By Lene Powell, J.D.
In a letter to the Vice President of the European Commission, the derivatives association FIA strongly cautioned against possible Commission plans to require relocation of euro-denominated derivatives clearing to the E.U., saying this would reduce liquidity and increase systemic risk. Such a move could also increase costs for derivatives end-users, nearly doubling margin requirements from $83 billion USD to $160 billion USD, said FIA.
Brexit and forced relocation. In a Communication on May 4, 2017, the Commission said it will present legislative proposals in June relating to the safety and soundness of central counterparties (CCPs or clearing firms). The Commission is considering strengthening supervisory functions and the responsibilities of the central bank of issue at European level.

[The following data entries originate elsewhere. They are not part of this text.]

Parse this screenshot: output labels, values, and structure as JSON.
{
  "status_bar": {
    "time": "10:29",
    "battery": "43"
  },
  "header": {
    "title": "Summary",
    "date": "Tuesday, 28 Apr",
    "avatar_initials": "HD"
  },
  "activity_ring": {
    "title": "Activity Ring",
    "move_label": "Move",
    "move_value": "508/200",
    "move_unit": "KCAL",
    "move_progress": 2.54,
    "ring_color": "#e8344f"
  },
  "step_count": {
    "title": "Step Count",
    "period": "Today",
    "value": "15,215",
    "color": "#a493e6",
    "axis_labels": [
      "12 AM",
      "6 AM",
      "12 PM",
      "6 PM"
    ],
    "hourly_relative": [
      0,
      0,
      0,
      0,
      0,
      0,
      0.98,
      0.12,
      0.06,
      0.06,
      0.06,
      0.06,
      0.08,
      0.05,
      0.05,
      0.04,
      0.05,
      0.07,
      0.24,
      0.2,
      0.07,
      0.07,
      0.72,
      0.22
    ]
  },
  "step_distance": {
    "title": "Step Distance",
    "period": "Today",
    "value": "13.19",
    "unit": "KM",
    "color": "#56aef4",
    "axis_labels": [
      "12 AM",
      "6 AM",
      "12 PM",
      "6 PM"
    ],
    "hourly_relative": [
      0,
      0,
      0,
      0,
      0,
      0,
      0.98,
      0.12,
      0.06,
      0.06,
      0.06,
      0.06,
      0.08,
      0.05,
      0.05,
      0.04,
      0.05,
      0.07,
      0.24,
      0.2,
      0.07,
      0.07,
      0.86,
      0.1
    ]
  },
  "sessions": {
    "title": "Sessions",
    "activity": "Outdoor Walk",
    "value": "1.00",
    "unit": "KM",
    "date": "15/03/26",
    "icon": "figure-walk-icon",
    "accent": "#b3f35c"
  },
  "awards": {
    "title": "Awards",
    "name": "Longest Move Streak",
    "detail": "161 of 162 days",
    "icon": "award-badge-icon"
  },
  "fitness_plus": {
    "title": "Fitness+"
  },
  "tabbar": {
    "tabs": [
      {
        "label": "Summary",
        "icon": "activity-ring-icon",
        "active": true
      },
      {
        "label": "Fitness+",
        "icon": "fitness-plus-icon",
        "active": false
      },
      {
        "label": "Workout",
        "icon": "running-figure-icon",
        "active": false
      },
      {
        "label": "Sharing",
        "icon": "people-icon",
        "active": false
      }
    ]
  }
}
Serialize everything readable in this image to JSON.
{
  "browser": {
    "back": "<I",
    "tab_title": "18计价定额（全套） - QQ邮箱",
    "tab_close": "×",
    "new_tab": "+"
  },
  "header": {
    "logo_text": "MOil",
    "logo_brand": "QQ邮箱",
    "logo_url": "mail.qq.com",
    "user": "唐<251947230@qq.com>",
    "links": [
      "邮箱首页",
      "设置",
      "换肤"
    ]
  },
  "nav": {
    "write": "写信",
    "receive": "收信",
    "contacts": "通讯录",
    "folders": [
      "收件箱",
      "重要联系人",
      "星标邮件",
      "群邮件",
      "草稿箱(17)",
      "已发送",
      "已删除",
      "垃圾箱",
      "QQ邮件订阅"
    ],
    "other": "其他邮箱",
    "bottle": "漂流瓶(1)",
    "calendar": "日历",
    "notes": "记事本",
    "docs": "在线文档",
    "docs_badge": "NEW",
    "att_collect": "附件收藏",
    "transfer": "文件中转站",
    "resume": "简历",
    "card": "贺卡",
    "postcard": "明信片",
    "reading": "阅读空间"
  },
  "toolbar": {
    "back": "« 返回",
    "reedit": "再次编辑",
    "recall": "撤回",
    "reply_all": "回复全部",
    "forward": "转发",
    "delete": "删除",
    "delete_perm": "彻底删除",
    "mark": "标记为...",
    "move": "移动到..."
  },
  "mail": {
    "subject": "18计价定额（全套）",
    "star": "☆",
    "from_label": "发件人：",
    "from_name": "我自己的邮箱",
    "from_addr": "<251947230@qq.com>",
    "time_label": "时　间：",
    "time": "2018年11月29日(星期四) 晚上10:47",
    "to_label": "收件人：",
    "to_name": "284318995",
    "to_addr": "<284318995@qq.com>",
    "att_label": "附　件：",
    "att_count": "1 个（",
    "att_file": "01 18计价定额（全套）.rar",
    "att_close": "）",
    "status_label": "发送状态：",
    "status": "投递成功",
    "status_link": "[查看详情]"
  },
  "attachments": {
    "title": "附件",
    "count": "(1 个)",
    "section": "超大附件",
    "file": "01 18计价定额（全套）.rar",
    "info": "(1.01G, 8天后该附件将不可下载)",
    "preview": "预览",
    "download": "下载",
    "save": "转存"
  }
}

The Commission noted that after the anticipated withdrawal of the United Kingdom from the E.U., a substantial volume of transactions denominated in euro and other Member State currencies would no longer be cleared in the E.U., so would no longer be subject to EMIR and E.U. supervisory architecture.
The Commission said that where CCPs play a key systemic role for E.U. financial markets and directly affect the responsibilities of E.U. and Member State institutions and authorities, specific arrangements based on objective criteria will be necessary to ensure that CCPs are subject to safeguards under the E.U. legal framework. Safeguards would include, where necessary, enhanced supervision at E.U. level and/or location requirements.
In FIA’s letter to Vice-President Valdis Dombrovskis, FIA President and CEO Walt Lukken said the association has “grave concerns” that the forced relocation of clearing of euro-denominated derivatives to the E.U. would fragment markets, raise costs for end users, and weaken the stability of the financial system.
Market fragmentation, higher costs. According to FIA, forced relocation may fragment markets, creating two distinct pools of trading liquidity. Currently, 75 percent of the LCH SwapClear Euro-denominated interest rate swaps do not have E.U. counterparties. Forced relocation might create an offshore pool for the majority of euro-denominated swaps that are traded by foreign institutions, and a much smaller and less liquid onshore pool for swaps traded by E.U. institutions.
Market fragmentation would “most certainly” increase costs for end users, said FIA. Risk offsets will be lost and end users will have to post more margin to accommodate this heightened risk. A report by Clarus Financial Technology estimates that margin requirements would rise by as much as $77 billion USD, nearly doubling the amount of required margin to $160 billion USD.
FIA said that E.U. end users would also face higher execution costs due to lower volumes and fewer participants in the marketplace. In addition, clearing firms could pass on increased costs due to increased capital requirements resulting from bifurcation of the clearing pool.
More systemic risk. Market fragmentation could make it harder for CCPs to port or auction positions of a defaulting clearing member, making it more difficult to recover from a systemic crisis. A location policy could make it too expensive for some clearing firms to set up separate clearing services for onshore and offshore clients, and firms may decide against providing clearing for E.U. clients. This could exacerbate the trend of a decline in the number of clearing firms, further concentrating risk in fewer clearing firms and raising concerns about the market’s ability to absorb clients of a defaulting clearing member.
According to FIA, forced relocation would be the most disruptive and expensive approach, yet would not improve oversight. The association observed that other reserve currencies do not currently have a location policy. About 90 percent of the U.S. dollar-denominated interest rate swap market is cleared outside the U.S., and Canada and Australia at one time considered imposing location requirements for derivatives denominated in their currency, but both ultimately rejected the idea. For the euro to maintain its status as one of the world’s great reserve currencies, it should be traded freely and openly, and policymakers should proceed with caution in imposing any restrictions, FIA said.
Recognition and enhanced supervision. FIA favors the Commission’s suggestion of recognition and enhanced supervision, and believes the E.U. system of equivalence of third-country CCPs currently provides the necessary tools for ongoing information gathering, inspections and oversight. FIA pointed out that equivalence determinations under EMIR are comprehensive and require cooperation agreements between ESMA and the relevant competent authorities of the third-country.
But if the Commission finds it necessary to increase oversight of third-country CCPs, FIA urged that any increase in powers should be carefully calibrated. Other jurisdictions have used both recognition and direct supervision in their oversight of third-country exchanges and CCPs. The association pointed to the U.S. CFTC’s tailored approach, which provides for exemptions in certain cases, including for certain third-country CCPs that clear only the proprietary positions of U.S. institutions.
In conclusion, FIA believes that forced relocation would be unnecessary and detrimental to the economic interests of the E.U., and that supervision can be enhanced to meet the needs of the E.U. supervisors.